Further Amendments to the Power of The Rulers

  1. In December 1992, an alleged assault of the hockey coach – Douglas Gomez of Maktab Sultan Abu Bakar by the Sultan of Johor (King of Johor State) at Istana Bukit Serene (Serene Hill Palace) was reported.
  2. This assault resulted from the forced withdrawal of the Maktab Sultan Abu Bakar hockey team from the semi-finals of the Malaysian Hockey Federation-Milo Champion Schools tournament a few hours before the match began at Stadium Tun Razak in Kuala Lumpur on November 25
  3. The main reason underlying the team’s pullout from the competition was that the Sultan of Johor (King of Johor State) was annoyed that his son, Tengku Abdul Majid Idris (the Tengku Bendahara of Johor), was suspended from participating in all Malaysian Hockey Federation tournaments for five years. The suspension was made as the Sultan of Johor’s (King of Johor State) son assaulted the Perak hockey goalkeeper – Mohamed Jaafar Selvaraja Vello during the Perak and Johor hockey finals of the Malaysia Sport’s Games on July 10, 1992 in Johor Bahru (Rajendran 24). Thus, the Johor Palace commanded the director of Johor’s Education Department, Abdul Rahim Busu to withdraw the Maktab Sultan Abu Bakar’s hockey team from the schools tournament.
  4. Following this, the coach Gomez criticized the Johor Hockey Association principal office-bearers for “destroying hockey in the State” (Rajendran 24) and further requested their resignations. But upon his return to Johor Baru, he was summoned to the Johor palace and held for a few hours before he was able to sought treatment for the bruises on his face and stomach.
  5. These events caused widespread shock among the Malaysian public. As a result of this event, Mahathir eventually removed the immunity of the Sultans (kings) for criminal offences. In that same year, the Sultans (kings) interference in state administration, political matters and business were minimized as well.
  6. The Gomez incident was followed by several days of news coverage in which outrage was expressed at the Gomez incident. Reports in the following weeks contained allegations of otherabuses by the Sultan of Johor and the Johor Royal family. There were also allegations of abuses of privilege by other Rulers. For instance, the Pahang Royalty was alleged to be putting pressure on the Pahang Government and its forestry officials for more timber concessions in spite of substantial concessions that had been made over the previous four years.There were other general allegations of excessive timber and land concessions being demanded by Royal families.

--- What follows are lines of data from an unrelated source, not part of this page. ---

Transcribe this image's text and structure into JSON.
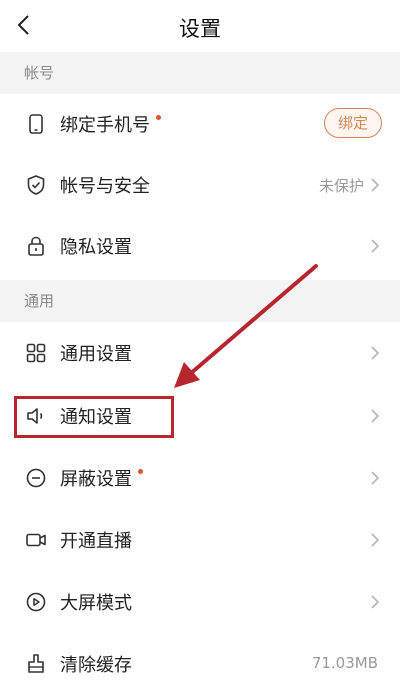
{
  "header": {
    "title": "设置"
  },
  "sections": {
    "account": {
      "title": "帐号"
    },
    "general": {
      "title": "通用"
    }
  },
  "rows": {
    "bind_phone": {
      "label": "绑定手机号",
      "button": "绑定",
      "has_dot": true
    },
    "account_security": {
      "label": "帐号与安全",
      "value": "未保护"
    },
    "privacy": {
      "label": "隐私设置"
    },
    "general_settings": {
      "label": "通用设置"
    },
    "notification": {
      "label": "通知设置",
      "highlighted": true
    },
    "block": {
      "label": "屏蔽设置",
      "has_dot": true
    },
    "live": {
      "label": "开通直播"
    },
    "big_screen": {
      "label": "大屏模式"
    },
    "cache": {
      "label": "清除缓存",
      "value": "71.03MB"
    }
  },
  "colors": {
    "accent": "#d4855a",
    "dot": "#e0522c",
    "annotation": "#b8262d",
    "section_bg": "#f4f4f4"
  },
  "icons": {
    "back": "chevron-left-icon",
    "bind_phone": "phone-icon",
    "account_security": "shield-check-icon",
    "privacy": "lock-icon",
    "general_settings": "grid-icon",
    "notification": "speaker-icon",
    "block": "minus-circle-icon",
    "live": "video-camera-icon",
    "big_screen": "play-screen-icon",
    "cache": "broom-icon"
  }
}
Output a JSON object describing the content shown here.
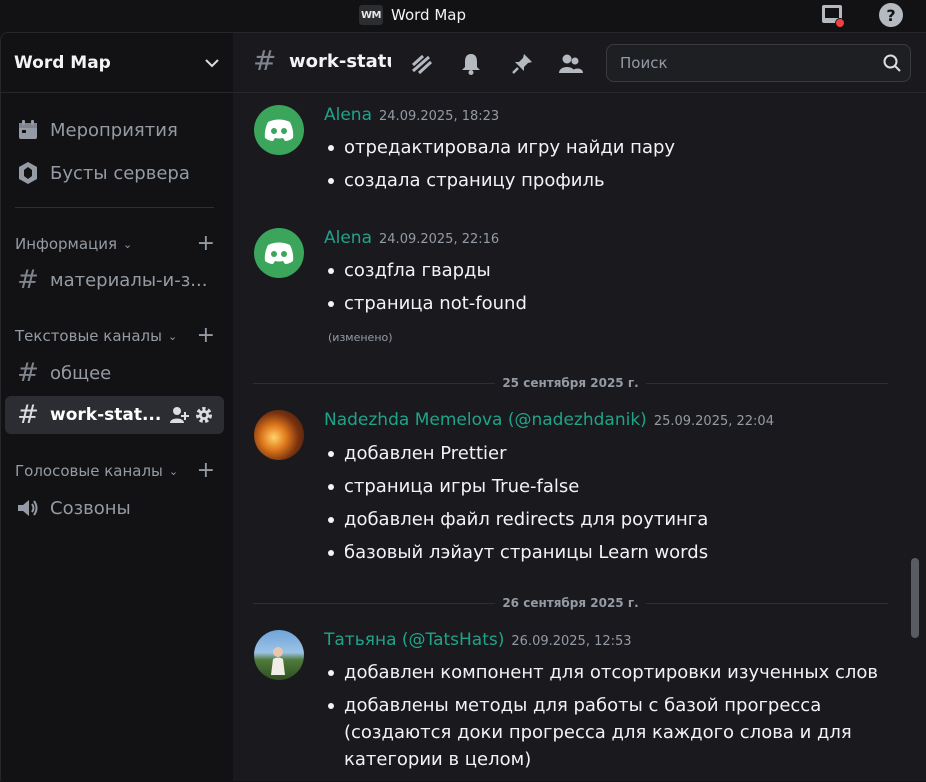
{
  "app": {
    "title": "Word Map",
    "logo_text": "WM"
  },
  "server": {
    "name": "Word Map"
  },
  "sidebar": {
    "top_items": [
      {
        "label": "Мероприятия",
        "icon": "calendar-icon"
      },
      {
        "label": "Бусты сервера",
        "icon": "boost-icon"
      }
    ],
    "categories": [
      {
        "label": "Информация",
        "channels": [
          "материалы-и-з..."
        ]
      },
      {
        "label": "Текстовые каналы",
        "channels": [
          "общее",
          "work-stat..."
        ]
      },
      {
        "label": "Голосовые каналы",
        "channels": [
          "Созвоны"
        ]
      }
    ]
  },
  "channel": {
    "name": "work-status"
  },
  "search": {
    "placeholder": "Поиск"
  },
  "colors": {
    "accent_author": "#1fa38a",
    "discord_green": "#3ba55c",
    "notify_red": "#f23f43"
  },
  "messages": [
    {
      "author": "Alena",
      "timestamp": "24.09.2025, 18:23",
      "avatar": "discord-logo-icon",
      "bullets": [
        "отредактировала игру найди пару",
        "создала страницу профиль"
      ]
    },
    {
      "author": "Alena",
      "timestamp": "24.09.2025, 22:16",
      "avatar": "discord-logo-icon",
      "bullets": [
        "создfла гварды",
        "страница not-found"
      ],
      "edited": "(изменено)"
    },
    {
      "author": "Nadezhda Memelova (@nadezhdanik)",
      "timestamp": "25.09.2025, 22:04",
      "avatar": "autumn-photo",
      "bullets": [
        "добавлен Prettier",
        "страница игры True-false",
        "добавлен файл redirects для роутинга",
        "базовый лэйаут страницы Learn words"
      ]
    },
    {
      "author": "Татьяна (@TatsHats)",
      "timestamp": "26.09.2025, 12:53",
      "avatar": "person-photo",
      "bullets": [
        "добавлен компонент для отсортировки изученных слов",
        "добавлены методы для работы с базой прогресса (создаются доки прогресса для каждого слова и для категории в целом)"
      ]
    }
  ],
  "date_dividers": [
    "25 сентября 2025 г.",
    "26 сентября 2025 г."
  ]
}
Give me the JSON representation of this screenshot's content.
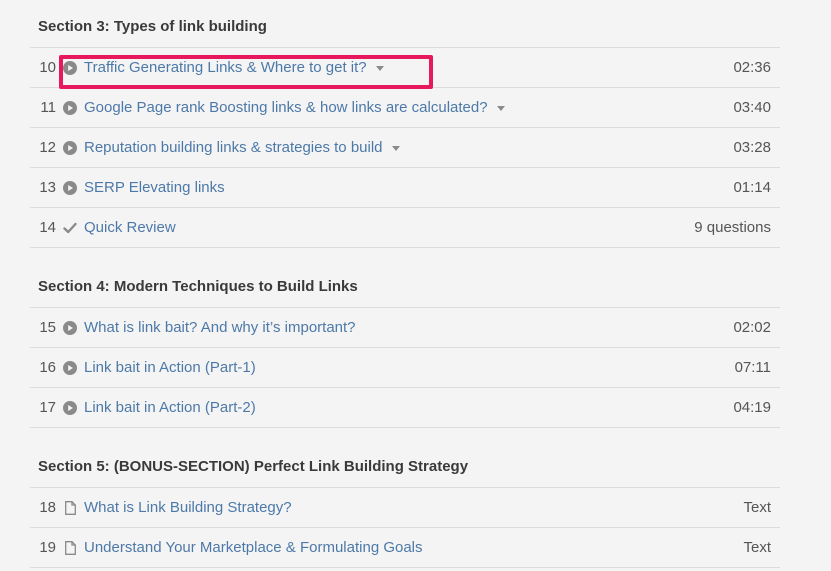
{
  "sections": [
    {
      "title": "Section 3: Types of link building",
      "items": [
        {
          "num": "10",
          "icon": "play-icon",
          "title": "Traffic Generating Links & Where to get it?",
          "caret": true,
          "duration": "02:36",
          "highlighted": true
        },
        {
          "num": "11",
          "icon": "play-icon",
          "title": "Google Page rank Boosting links & how links are calculated?",
          "caret": true,
          "duration": "03:40"
        },
        {
          "num": "12",
          "icon": "play-icon",
          "title": "Reputation building links & strategies to build",
          "caret": true,
          "duration": "03:28"
        },
        {
          "num": "13",
          "icon": "play-icon",
          "title": "SERP Elevating links",
          "caret": false,
          "duration": "01:14"
        },
        {
          "num": "14",
          "icon": "check-icon",
          "title": "Quick Review",
          "caret": false,
          "duration": "9 questions"
        }
      ]
    },
    {
      "title": "Section 4: Modern Techniques to Build Links",
      "items": [
        {
          "num": "15",
          "icon": "play-icon",
          "title": "What is link bait? And why it’s important?",
          "caret": false,
          "duration": "02:02"
        },
        {
          "num": "16",
          "icon": "play-icon",
          "title": "Link bait in Action (Part-1)",
          "caret": false,
          "duration": "07:11"
        },
        {
          "num": "17",
          "icon": "play-icon",
          "title": "Link bait in Action (Part-2)",
          "caret": false,
          "duration": "04:19"
        }
      ]
    },
    {
      "title": "Section 5: (BONUS-SECTION) Perfect Link Building Strategy",
      "items": [
        {
          "num": "18",
          "icon": "document-icon",
          "title": "What is Link Building Strategy?",
          "caret": false,
          "duration": "Text"
        },
        {
          "num": "19",
          "icon": "document-icon",
          "title": "Understand Your Marketplace & Formulating Goals",
          "caret": false,
          "duration": "Text"
        }
      ]
    }
  ],
  "colors": {
    "link": "#4d79a8",
    "highlight": "#e8185d",
    "icon": "#8a8a8a"
  }
}
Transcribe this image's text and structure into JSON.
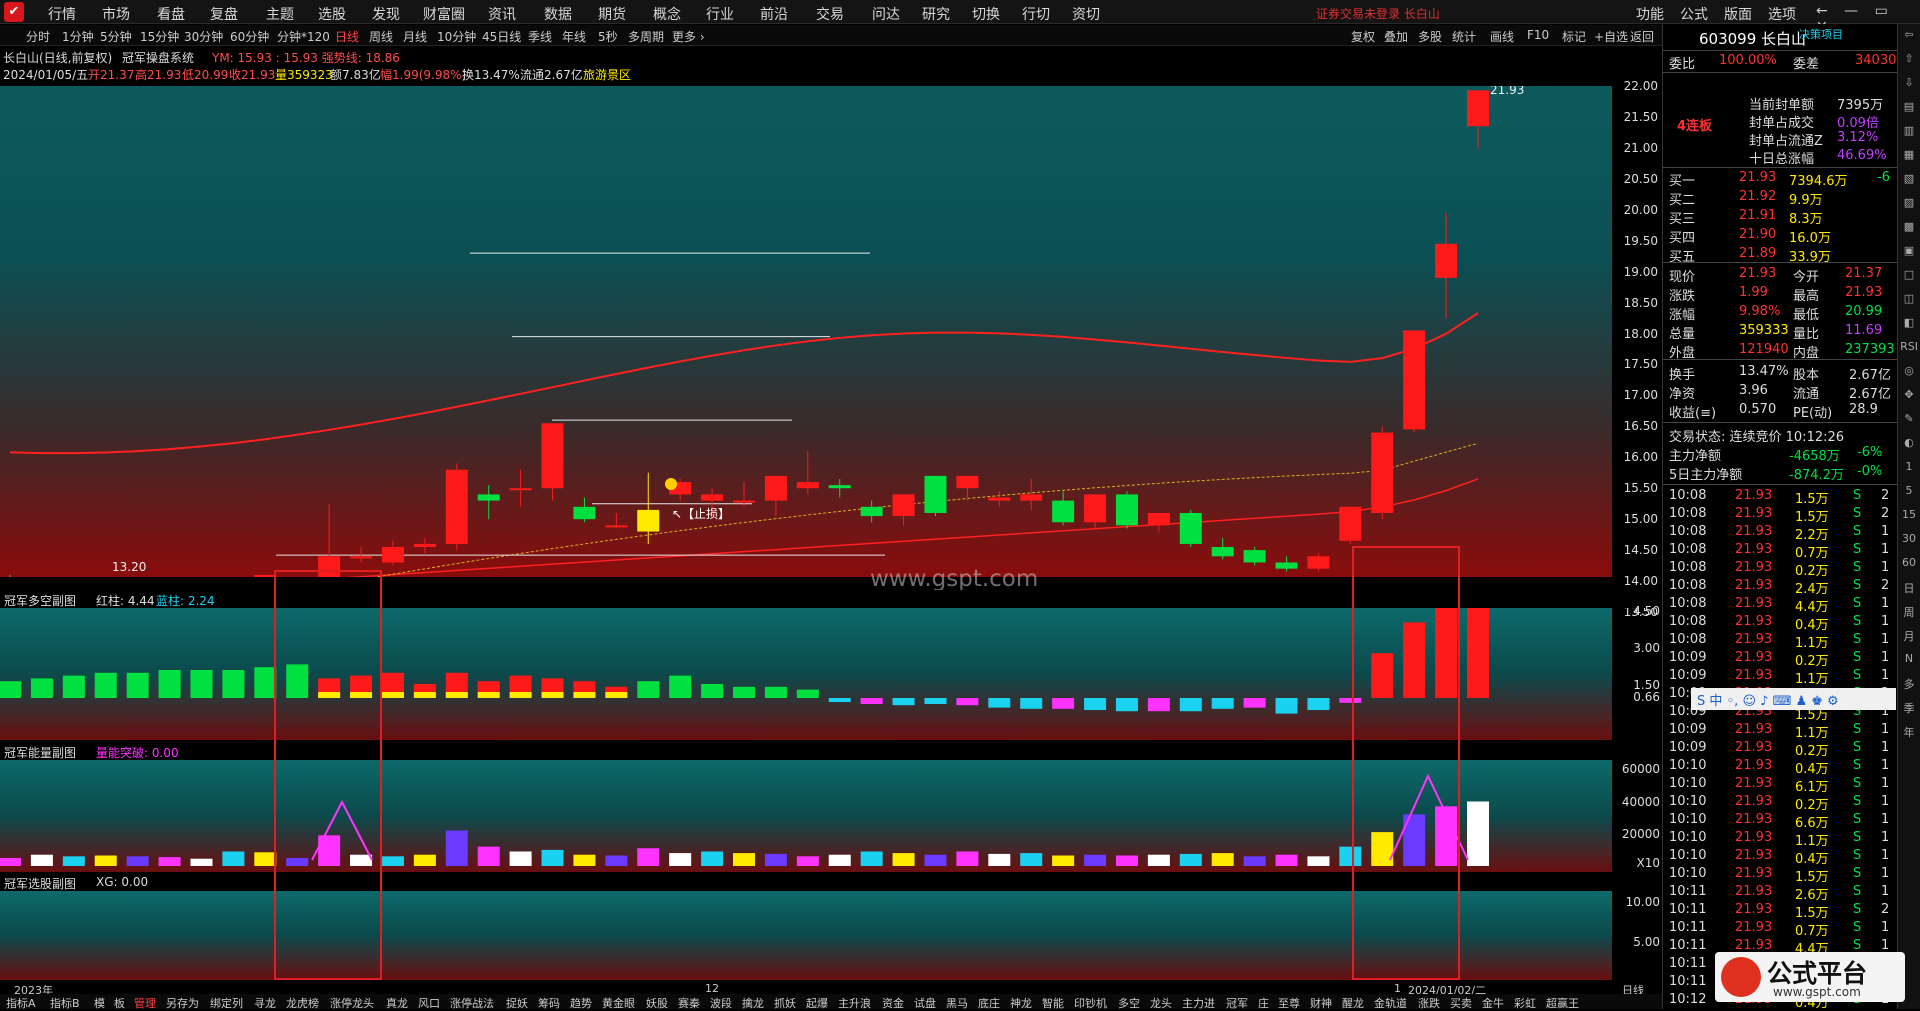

  7. There were complaints that some Rulers refused to pay debts and otherwise refused to comply with contractualobligations relying on their immunity from civil actions.There were allegations that the privilege of allowing Rulers to import luxury cars free of duty had been abused by obtaining import approval permits for cars for other members of the royal families and for friends of the royal families. Concerns were also expressed with respect to alleged interference by Rulers in government affairs.
  8. These proposed amendments dealt with the immunity of the Rulers, changes with respect to the Rulers’ powers to grant pardons and changes with respect to sedition in the context of Parliamentary proceedings concerning the Rulers. The provisions of the Constitution providing for the immunity of the Rulers were to be amended to replace the general immunity with an immunity limited to their actions in an official capacity.
  9. The proposed amended version of Article 181(2) read: No proceeding whatsoever shall be brought in any court against the Ruler of a State in respect only of anything done or omitted to be done by him in the exercise or purported exercise of his functions under any written law (words to be add ed in italics).
  10. the proposed amendments provided that no proceedings could be taken against a Ruler in his personal capacity for anything done or omitted to be done by the Ruler before the amendments came into effect.
  11. Meetings of the Rulers with government representatives led to some last minute changes in the proposed amendments before they were presented in Parliament.The changes provided for the creation of a sp ecial court to deal with cases invo lving the Rulers. If civil or criminal actions were brought against a Ruler or the King these would, under the revised version of the proposed amendments, be dealt with by a special court.
  12. There were two changes to the amendments tabled in the House o n January One was that a Ruler charged with an offence in the Special Court should cease to exercise his functions asa Ruler.1Pending the decision of the Special Court a Regent would be appointed to exercise thefunctions of the Ruler. A Ruler convicted of an offence by the Special Court and sentenced toimprisonment for more than one day would cease to be the Ruler of the State unless he received apardon.A similar provision was added with respect to the King.
  13. The other change was that no action, civil or criminal, could be instituted against the King or a Ruler of a State with respect to an ything done or omitted to be d one in his personal capacity without the consent of the Attorney General.170 Overall the modifications appeared to be relatively minor. The revised amendments w ere submitted to Parliamen t and were passed by both Houses on March 9, 1993